D he Mini cars were known for many things. It all started - in keeping with the name - with the fact that the cars were particularly small and light. It didn't take long before the nimble crowds were also able to celebrate successes in motorsport. In 2001 the speedsters experienced a renaissance under the pen of BMW and from then on made a name for themselves as lifestyle cars with lots of customization options and crisp chassis. To this day, the portfolio has expanded to include segments that would not previously have been expected from this brand. Who is better at the newly gained trait of suitability for everyday use - Clubman or Countryman? We'll clarify that now (and go into great detail in the video below in the article).
Let's first explain what you can do here expected. In our “Either OR” format, the two editors Patrick Lang and Thomas Grau always compare two vehicles from the same manufacturer. We do not collect any measurement data or test according to the classic auto motor und sport scheme. This is about buying advice and finding out which of the two models is right for you. We take a look at the configurator, check the interior, the exterior and the trunk. In addition, there are of course impressions from driving in terms of clarity, comfort, sportiness, assistance systems and so on. Depending on which criteria apply to the respective vehicles
Close to each other in terms of prices
If the structure of the cars is as different as that of the Club and Countryman, then there is usually enough for us to compare.
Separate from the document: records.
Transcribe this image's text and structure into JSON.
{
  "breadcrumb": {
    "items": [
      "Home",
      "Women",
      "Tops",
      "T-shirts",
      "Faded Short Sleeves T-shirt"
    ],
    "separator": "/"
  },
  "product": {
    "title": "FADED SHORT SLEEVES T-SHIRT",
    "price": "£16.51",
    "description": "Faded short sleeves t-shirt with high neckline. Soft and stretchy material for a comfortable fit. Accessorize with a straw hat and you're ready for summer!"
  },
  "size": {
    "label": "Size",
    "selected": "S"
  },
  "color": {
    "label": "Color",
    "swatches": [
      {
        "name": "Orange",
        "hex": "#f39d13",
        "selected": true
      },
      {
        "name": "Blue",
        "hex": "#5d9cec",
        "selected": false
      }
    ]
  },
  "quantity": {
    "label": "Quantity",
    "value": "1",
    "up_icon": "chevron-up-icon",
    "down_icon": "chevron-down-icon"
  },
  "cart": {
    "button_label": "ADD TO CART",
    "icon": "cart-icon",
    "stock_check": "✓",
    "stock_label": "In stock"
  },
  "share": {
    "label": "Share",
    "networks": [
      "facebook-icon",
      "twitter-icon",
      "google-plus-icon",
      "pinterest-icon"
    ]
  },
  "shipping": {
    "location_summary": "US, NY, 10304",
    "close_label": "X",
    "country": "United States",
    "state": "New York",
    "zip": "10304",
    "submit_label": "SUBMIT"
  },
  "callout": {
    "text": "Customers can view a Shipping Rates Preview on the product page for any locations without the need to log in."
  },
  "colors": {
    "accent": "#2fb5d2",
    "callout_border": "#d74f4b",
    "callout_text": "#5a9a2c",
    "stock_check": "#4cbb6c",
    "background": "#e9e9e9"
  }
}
That's why we've come closer to each other in terms of equipment. Both come as Cooper D with 150 hp four-cylinder diesel, front-wheel drive and automatic transmission. The test car prices are also at a similar level: Mini wants to have 46,830 euros for the lifestyle station wagon, 880 euros more for the SUV. The surcharge policy of the BMW subsidiary is not exactly brutal, but you have to put down a little bit of money to equip your vehicle.
You can get a smart metallic paintwork for 600 euros (for example the classic British Racing Green), but can also put up to 2,300 euros for leather in the interior if you want. There is still a lot that can be customized. From the characteristic hood stripes to the contrasting parts of the interior. The cars can be “spiced up” with the different equipment lines Salt (1,050 euros), Pepper (2,500 euros) or Chilli (4,750 euros) - these can be used with velor floor mats, LED headlights, comfort access or ambient lighting . While our Countryman comes up in bright Icelandic blue, with stripes and black 18-inch wheels, our colleague Thomas Grau is less brave and designed, according to his own name, the Clubman in gray with gray rims.
10,000 euros cheaper than the X1
For the performance on the road, however, it is completely irrelevant which color pigments Mini has breathed on the body - a tougher rating counts here. A good keyword, especially since Mini's cars are known to be tough fellows; at least as far as the chassis is concerned. For this reason alone, the Countryman seems like a distant relative, because it does not bring hardness. Then why do I buy such a car? Well, maybe because the group brother BMW X1 is too expensive for me, because it costs around 10,000 euros more on average. And even if the Countryman does not drive up with the distinctive round mini headlights, it still has the - perhaps a tad exaggerated - round shapes in the interior. Most dominant: The huge round element in the center console, which also houses the infotainment.
The Countryman is not an outspoken dynamic man. You get the impression of the weight of the A-, B- and C-pillars before you start rolling. The all-round view remains quite neat. The start of the in-line four-cylinder, accompanied by the sound of a fishing boat, falls short of what one would expect from 150 hp and 350 Newton meters. On the other hand, a feeling of security quickly arises when driving, which is also due to the stable brakes. The jagged steering adds a pinch of driving fun, but there is nothing of the much-sung go-kart feelingmore is left.
The combi go-kart
In the Clubman, things are a little different, if only because the center of gravity is much lower. Everything on the station wagon is noticeably firmer, especially the chassis. The fact that our test car was equipped with the optional, somewhat firmer sports seats further reinforces this impression.
The driving experience is so engaging that even as the passenger, you feel like you have to do something. Perhaps also because there was less insulation here and the background noise of the background noise is always a bit more binding. In terms of longitudinal dynamics, the Countryman struggles with the short ratio of first gear during a sprint. It doesn’t move in a decidedly sporty way, but it’s faster than the Countryman. You can now see in detail which differences we have discovered between the two of them in the complete episode either OR.